Welcome to EcoWest News, a weekly round-up of news and resources that you can put to use in addressing environmental issues and protecting the wild in your community.
Across the West
Alberta’s oil and gas sector is better positioned than other parts of the Canadian economy to meet or exceed Canada’s emissions reduction target. [Pembina Institute]
“Canada is significantly understating emissions associated with industrial logging” which represent the “equivalent to Canada failing to report all the emissions from oil sands operations in our country”. [Nature Canada]
The Saskatchewan Prairie Conservation Action Plan is hosting a week-long series of webinars for Prairie’s Got the Goods Week, March 7-11. Topics include the role of prairie wetlands in flood prevention, prairie bees, and integrating strips of prairie in row crop fields. [SK PCAP]
Around the World
The US Wild and Scenic Rivers Act protects rivers from development (e.g. dams & mines). Proposals currently before Congress “would add 7,000 miles to the national tally and an additional 5 million acres of protections of riverside land”. [The Revelator]
“Cloud seeding, if it’s done at all, is most effective when practiced continually, seeding in wet years and dry years alike to try to keep reservoirs full and soil moist.” It’s an additional tool, along with water conservation, but it won’t end drought across an entire region. [Yale Environment 360]
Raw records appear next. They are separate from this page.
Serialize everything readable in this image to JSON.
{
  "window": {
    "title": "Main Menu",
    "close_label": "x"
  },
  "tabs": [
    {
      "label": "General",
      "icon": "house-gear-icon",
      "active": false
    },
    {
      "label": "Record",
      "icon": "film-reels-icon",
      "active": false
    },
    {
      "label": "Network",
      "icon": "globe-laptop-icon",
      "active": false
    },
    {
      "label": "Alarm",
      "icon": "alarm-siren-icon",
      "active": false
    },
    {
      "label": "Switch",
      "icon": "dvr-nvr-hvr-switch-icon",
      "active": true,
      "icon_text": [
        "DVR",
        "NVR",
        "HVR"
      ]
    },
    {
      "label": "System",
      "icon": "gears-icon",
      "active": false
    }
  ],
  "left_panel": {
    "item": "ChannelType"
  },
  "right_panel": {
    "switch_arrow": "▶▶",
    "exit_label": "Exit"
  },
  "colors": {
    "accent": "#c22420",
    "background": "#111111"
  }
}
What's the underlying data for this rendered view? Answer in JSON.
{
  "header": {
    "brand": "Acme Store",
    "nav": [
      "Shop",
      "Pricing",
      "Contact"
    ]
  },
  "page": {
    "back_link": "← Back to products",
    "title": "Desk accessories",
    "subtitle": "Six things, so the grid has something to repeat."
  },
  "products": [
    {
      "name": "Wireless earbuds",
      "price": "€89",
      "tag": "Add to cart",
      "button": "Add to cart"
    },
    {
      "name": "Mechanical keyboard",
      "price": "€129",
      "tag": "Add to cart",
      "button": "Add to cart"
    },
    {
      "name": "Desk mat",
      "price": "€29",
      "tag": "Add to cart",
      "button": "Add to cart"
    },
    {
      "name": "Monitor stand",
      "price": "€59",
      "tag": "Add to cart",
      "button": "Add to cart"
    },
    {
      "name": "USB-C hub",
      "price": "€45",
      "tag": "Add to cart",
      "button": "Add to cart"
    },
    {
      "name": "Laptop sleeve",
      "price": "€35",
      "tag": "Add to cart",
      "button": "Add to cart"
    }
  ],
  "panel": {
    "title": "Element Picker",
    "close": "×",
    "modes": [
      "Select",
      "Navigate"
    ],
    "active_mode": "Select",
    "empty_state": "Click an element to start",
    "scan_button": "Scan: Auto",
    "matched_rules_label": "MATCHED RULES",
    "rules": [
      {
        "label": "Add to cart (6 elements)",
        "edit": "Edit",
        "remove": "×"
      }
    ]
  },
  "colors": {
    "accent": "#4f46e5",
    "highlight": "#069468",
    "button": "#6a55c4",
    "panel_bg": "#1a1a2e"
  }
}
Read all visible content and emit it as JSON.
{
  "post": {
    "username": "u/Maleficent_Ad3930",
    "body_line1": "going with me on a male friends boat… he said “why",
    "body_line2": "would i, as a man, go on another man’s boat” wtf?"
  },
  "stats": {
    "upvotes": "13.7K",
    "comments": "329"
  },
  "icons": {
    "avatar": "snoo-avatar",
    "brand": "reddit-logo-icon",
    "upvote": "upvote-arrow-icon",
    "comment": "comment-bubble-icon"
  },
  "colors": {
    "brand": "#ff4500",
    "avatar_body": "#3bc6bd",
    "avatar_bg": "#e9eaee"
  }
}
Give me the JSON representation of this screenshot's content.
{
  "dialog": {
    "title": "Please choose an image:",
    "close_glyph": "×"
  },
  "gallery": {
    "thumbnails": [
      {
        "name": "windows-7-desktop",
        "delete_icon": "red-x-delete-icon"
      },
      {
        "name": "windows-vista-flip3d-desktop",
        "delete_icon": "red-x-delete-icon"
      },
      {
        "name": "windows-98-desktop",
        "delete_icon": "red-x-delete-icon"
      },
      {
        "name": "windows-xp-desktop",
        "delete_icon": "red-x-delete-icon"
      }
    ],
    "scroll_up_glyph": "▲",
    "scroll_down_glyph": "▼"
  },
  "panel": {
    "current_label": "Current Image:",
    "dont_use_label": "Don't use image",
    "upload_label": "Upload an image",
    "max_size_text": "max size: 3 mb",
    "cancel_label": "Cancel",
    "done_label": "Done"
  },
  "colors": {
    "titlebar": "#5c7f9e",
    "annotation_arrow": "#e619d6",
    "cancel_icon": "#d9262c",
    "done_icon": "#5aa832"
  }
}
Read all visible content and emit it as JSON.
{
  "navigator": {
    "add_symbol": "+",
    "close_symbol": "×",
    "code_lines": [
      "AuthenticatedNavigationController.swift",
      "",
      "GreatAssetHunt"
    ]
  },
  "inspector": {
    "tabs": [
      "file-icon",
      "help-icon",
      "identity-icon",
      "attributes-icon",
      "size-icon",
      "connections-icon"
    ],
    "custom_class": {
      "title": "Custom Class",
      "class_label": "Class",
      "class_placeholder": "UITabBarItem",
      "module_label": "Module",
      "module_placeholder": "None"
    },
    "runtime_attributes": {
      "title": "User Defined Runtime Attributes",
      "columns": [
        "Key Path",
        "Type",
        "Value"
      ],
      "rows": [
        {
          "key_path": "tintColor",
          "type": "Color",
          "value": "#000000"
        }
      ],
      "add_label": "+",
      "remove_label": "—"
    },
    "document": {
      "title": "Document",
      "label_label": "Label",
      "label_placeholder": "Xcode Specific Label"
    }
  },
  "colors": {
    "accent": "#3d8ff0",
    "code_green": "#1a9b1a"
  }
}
Community Science Projects
The David Suzuki Foundation is inviting everyone who lives in BC to report on the butterflies they spot in their community. 47 butterfly species were identified in Vancouver last year, but there are at least 184 species in BC as a whole, the greatest diversity in all of Canada. 10 out of 19 endangered insects in BC are butterflies. Don’t live in BC? Start your own community project! [David Suzuki Foundation]
On May 14, celebrate the return of migratory birds by hosting a World Migratory Bird Day event focusing on light pollution. Listen to the birds on a guided night walk, participate in the Globe at Night citizen science project, or organize a lights-out program in your community. [Nature Canada]
The Regional District of Central Kootenay has approved funding for environmental projects involving bats, bears, beavers, and toads. [The Star]
There were 52 renewable energy co-operatives operating in Canada in 2021. Most focus on wind energy, but there is growing interest in biofuels in BC and Quebec. Greater co-operation between co-operatives could lower costs, share knowledge, build networks, and foster innovation. [Canadian Centre for the Study of Co-operatives]
Interest is growing in microgrids so communities can generate their own power, be free of utilities’ fossil fuel power plants, and increase electricity reliability. [Union of Concerned Scientists]
On the Bookshelf
A fully updated version of Bats of British Columbia by Cori Lausen, David Nagorsen, and Mark Brigham includes colour photographs, new material on acoustic identification, and in-depth information on the 18 species found in BC.
Sustainability Matters: Prospects for a Just Transition in Calgary, Canada’s Petro-City by Noel Keough with Geoff Ghitter is a story of Calgary’s setbacks and successes on a path toward sustainability (free PDF).
Conserving the Legacy: Wildlife Conservation in Saskatchewan 1905-2005 by Wayne Pepper traces changes in wildlife populations, demonstrating how approaches to wildlife conservation have evolved in the face of settlement, development, and ecological change.
What do fish sound like? A database of fish sounds will help track fish, learn if they’re stressed, and assess the impact of man-made noises. [CBC British Columbia]
A newly discovered species of frog that looks like it’s made of melted chocolate has been found in the Amazon peatlands. [Mongabay]
Photo credit: https://www.flickr.com/photos/apmckinlay/44082310061/